→ Instructions to follow
Every entry below should be printed exactly.

→ Source information
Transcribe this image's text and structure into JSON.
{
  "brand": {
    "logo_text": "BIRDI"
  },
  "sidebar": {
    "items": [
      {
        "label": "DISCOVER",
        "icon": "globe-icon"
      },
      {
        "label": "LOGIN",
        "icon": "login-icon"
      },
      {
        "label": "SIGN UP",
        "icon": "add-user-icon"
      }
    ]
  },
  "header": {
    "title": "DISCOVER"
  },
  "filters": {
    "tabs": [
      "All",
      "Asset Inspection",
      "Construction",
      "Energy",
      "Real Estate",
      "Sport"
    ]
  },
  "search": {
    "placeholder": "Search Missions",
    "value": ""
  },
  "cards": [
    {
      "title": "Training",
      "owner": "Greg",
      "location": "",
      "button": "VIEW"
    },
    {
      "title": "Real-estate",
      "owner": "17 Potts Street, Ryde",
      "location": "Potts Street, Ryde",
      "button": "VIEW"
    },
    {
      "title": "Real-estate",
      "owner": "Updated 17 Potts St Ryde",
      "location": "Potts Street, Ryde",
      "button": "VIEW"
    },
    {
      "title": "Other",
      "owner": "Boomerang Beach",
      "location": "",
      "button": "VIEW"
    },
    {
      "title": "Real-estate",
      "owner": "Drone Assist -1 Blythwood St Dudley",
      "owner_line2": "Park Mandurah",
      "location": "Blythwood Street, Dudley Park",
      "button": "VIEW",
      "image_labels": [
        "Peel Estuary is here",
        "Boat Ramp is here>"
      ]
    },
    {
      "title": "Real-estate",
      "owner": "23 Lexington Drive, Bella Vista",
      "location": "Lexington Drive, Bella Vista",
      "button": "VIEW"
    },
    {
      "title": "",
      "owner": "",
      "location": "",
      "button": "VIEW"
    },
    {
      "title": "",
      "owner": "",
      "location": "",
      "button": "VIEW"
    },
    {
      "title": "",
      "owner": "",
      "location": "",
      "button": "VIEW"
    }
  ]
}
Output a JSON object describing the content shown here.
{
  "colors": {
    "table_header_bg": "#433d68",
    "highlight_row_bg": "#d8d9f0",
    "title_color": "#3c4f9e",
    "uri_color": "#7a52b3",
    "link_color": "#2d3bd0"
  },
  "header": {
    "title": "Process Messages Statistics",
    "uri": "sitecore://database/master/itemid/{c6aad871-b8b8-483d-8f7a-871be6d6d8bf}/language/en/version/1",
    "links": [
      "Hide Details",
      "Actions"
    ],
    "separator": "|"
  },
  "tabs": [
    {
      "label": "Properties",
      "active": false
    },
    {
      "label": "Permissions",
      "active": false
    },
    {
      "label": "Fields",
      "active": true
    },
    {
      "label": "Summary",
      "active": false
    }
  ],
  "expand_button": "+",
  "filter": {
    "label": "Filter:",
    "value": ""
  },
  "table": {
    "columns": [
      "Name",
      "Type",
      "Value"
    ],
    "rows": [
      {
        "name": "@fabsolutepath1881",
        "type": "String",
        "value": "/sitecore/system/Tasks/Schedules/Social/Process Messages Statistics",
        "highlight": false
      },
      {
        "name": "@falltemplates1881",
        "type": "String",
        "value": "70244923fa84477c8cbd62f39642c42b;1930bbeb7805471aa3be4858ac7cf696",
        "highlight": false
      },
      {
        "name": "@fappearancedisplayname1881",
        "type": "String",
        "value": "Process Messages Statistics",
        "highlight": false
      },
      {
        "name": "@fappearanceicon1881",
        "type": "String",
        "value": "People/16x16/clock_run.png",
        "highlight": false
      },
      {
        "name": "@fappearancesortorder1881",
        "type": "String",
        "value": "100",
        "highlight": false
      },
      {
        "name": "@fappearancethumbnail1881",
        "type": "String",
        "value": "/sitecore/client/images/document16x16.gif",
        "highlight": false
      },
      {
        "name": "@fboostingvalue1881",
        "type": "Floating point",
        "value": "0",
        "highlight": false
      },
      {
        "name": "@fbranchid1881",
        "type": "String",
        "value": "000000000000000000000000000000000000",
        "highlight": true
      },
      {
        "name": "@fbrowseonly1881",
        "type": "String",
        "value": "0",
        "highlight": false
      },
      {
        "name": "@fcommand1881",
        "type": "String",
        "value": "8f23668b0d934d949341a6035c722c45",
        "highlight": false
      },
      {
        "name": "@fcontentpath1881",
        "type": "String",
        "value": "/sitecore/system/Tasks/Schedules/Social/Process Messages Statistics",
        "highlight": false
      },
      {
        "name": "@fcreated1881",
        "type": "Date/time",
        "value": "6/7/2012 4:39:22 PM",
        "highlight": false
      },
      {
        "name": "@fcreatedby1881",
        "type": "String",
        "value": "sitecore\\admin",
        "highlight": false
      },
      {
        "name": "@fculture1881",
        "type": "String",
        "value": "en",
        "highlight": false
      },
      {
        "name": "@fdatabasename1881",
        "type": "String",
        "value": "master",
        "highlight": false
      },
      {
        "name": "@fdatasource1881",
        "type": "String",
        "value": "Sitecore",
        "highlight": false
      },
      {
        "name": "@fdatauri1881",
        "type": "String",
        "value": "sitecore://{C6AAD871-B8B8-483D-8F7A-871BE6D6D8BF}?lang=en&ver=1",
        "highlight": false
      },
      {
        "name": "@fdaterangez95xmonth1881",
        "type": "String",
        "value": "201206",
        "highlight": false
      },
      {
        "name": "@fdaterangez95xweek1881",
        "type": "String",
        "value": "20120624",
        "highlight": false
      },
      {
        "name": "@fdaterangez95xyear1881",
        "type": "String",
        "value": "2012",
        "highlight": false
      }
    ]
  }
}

→ Problem solution
Transcribe this image's text and structure into JSON.
{
  "brand": {
    "logo_text": "BIRDI"
  },
  "sidebar": {
    "items": [
      {
        "label": "DISCOVER",
        "icon": "globe-icon"
      },
      {
        "label": "LOGIN",
        "icon": "login-icon"
      },
      {
        "label": "SIGN UP",
        "icon": "add-user-icon"
      }
    ]
  },
  "header": {
    "title": "DISCOVER"
  },
  "filters": {
    "tabs": [
      "All",
      "Asset Inspection",
      "Construction",
      "Energy",
      "Real Estate",
      "Sport"
    ]
  },
  "search": {
    "placeholder": "Search Missions",
    "value": ""
  },
  "cards": [
    {
      "title": "Training",
      "owner": "Greg",
      "location": "",
      "button": "VIEW"
    },
    {
      "title": "Real-estate",
      "owner": "17 Potts Street, Ryde",
      "location": "Potts Street, Ryde",
      "button": "VIEW"
    },
    {
      "title": "Real-estate",
      "owner": "Updated 17 Potts St Ryde",
      "location": "Potts Street, Ryde",
      "button": "VIEW"
    },
    {
      "title": "Other",
      "owner": "Boomerang Beach",
      "location": "",
      "button": "VIEW"
    },
    {
      "title": "Real-estate",
      "owner": "Drone Assist -1 Blythwood St Dudley",
      "owner_line2": "Park Mandurah",
      "location": "Blythwood Street, Dudley Park",
      "button": "VIEW",
      "image_labels": [
        "Peel Estuary is here",
        "Boat Ramp is here>"
      ]
    },
    {
      "title": "Real-estate",
      "owner": "23 Lexington Drive, Bella Vista",
      "location": "Lexington Drive, Bella Vista",
      "button": "VIEW"
    },
    {
      "title": "",
      "owner": "",
      "location": "",
      "button": "VIEW"
    },
    {
      "title": "",
      "owner": "",
      "location": "",
      "button": "VIEW"
    },
    {
      "title": "",
      "owner": "",
      "location": "",
      "button": "VIEW"
    }
  ]
}
Output a JSON object describing the content shown here.
{
  "colors": {
    "table_header_bg": "#433d68",
    "highlight_row_bg": "#d8d9f0",
    "title_color": "#3c4f9e",
    "uri_color": "#7a52b3",
    "link_color": "#2d3bd0"
  },
  "header": {
    "title": "Process Messages Statistics",
    "uri": "sitecore://database/master/itemid/{c6aad871-b8b8-483d-8f7a-871be6d6d8bf}/language/en/version/1",
    "links": [
      "Hide Details",
      "Actions"
    ],
    "separator": "|"
  },
  "tabs": [
    {
      "label": "Properties",
      "active": false
    },
    {
      "label": "Permissions",
      "active": false
    },
    {
      "label": "Fields",
      "active": true
    },
    {
      "label": "Summary",
      "active": false
    }
  ],
  "expand_button": "+",
  "filter": {
    "label": "Filter:",
    "value": ""
  },
  "table": {
    "columns": [
      "Name",
      "Type",
      "Value"
    ],
    "rows": [
      {
        "name": "@fabsolutepath1881",
        "type": "String",
        "value": "/sitecore/system/Tasks/Schedules/Social/Process Messages Statistics",
        "highlight": false
      },
      {
        "name": "@falltemplates1881",
        "type": "String",
        "value": "70244923fa84477c8cbd62f39642c42b;1930bbeb7805471aa3be4858ac7cf696",
        "highlight": false
      },
      {
        "name": "@fappearancedisplayname1881",
        "type": "String",
        "value": "Process Messages Statistics",
        "highlight": false
      },
      {
        "name": "@fappearanceicon1881",
        "type": "String",
        "value": "People/16x16/clock_run.png",
        "highlight": false
      },
      {
        "name": "@fappearancesortorder1881",
        "type": "String",
        "value": "100",
        "highlight": false
      },
      {
        "name": "@fappearancethumbnail1881",
        "type": "String",
        "value": "/sitecore/client/images/document16x16.gif",
        "highlight": false
      },
      {
        "name": "@fboostingvalue1881",
        "type": "Floating point",
        "value": "0",
        "highlight": false
      },
      {
        "name": "@fbranchid1881",
        "type": "String",
        "value": "000000000000000000000000000000000000",
        "highlight": true
      },
      {
        "name": "@fbrowseonly1881",
        "type": "String",
        "value": "0",
        "highlight": false
      },
      {
        "name": "@fcommand1881",
        "type": "String",
        "value": "8f23668b0d934d949341a6035c722c45",
        "highlight": false
      },
      {
        "name": "@fcontentpath1881",
        "type": "String",
        "value": "/sitecore/system/Tasks/Schedules/Social/Process Messages Statistics",
        "highlight": false
      },
      {
        "name": "@fcreated1881",
        "type": "Date/time",
        "value": "6/7/2012 4:39:22 PM",
        "highlight": false
      },
      {
        "name": "@fcreatedby1881",
        "type": "String",
        "value": "sitecore\\admin",
        "highlight": false
      },
      {
        "name": "@fculture1881",
        "type": "String",
        "value": "en",
        "highlight": false
      },
      {
        "name": "@fdatabasename1881",
        "type": "String",
        "value": "master",
        "highlight": false
      },
      {
        "name": "@fdatasource1881",
        "type": "String",
        "value": "Sitecore",
        "highlight": false
      },
      {
        "name": "@fdatauri1881",
        "type": "String",
        "value": "sitecore://{C6AAD871-B8B8-483D-8F7A-871BE6D6D8BF}?lang=en&ver=1",
        "highlight": false
      },
      {
        "name": "@fdaterangez95xmonth1881",
        "type": "String",
        "value": "201206",
        "highlight": false
      },
      {
        "name": "@fdaterangez95xweek1881",
        "type": "String",
        "value": "20120624",
        "highlight": false
      },
      {
        "name": "@fdaterangez95xyear1881",
        "type": "String",
        "value": "2012",
        "highlight": false
      }
    ]
  }
}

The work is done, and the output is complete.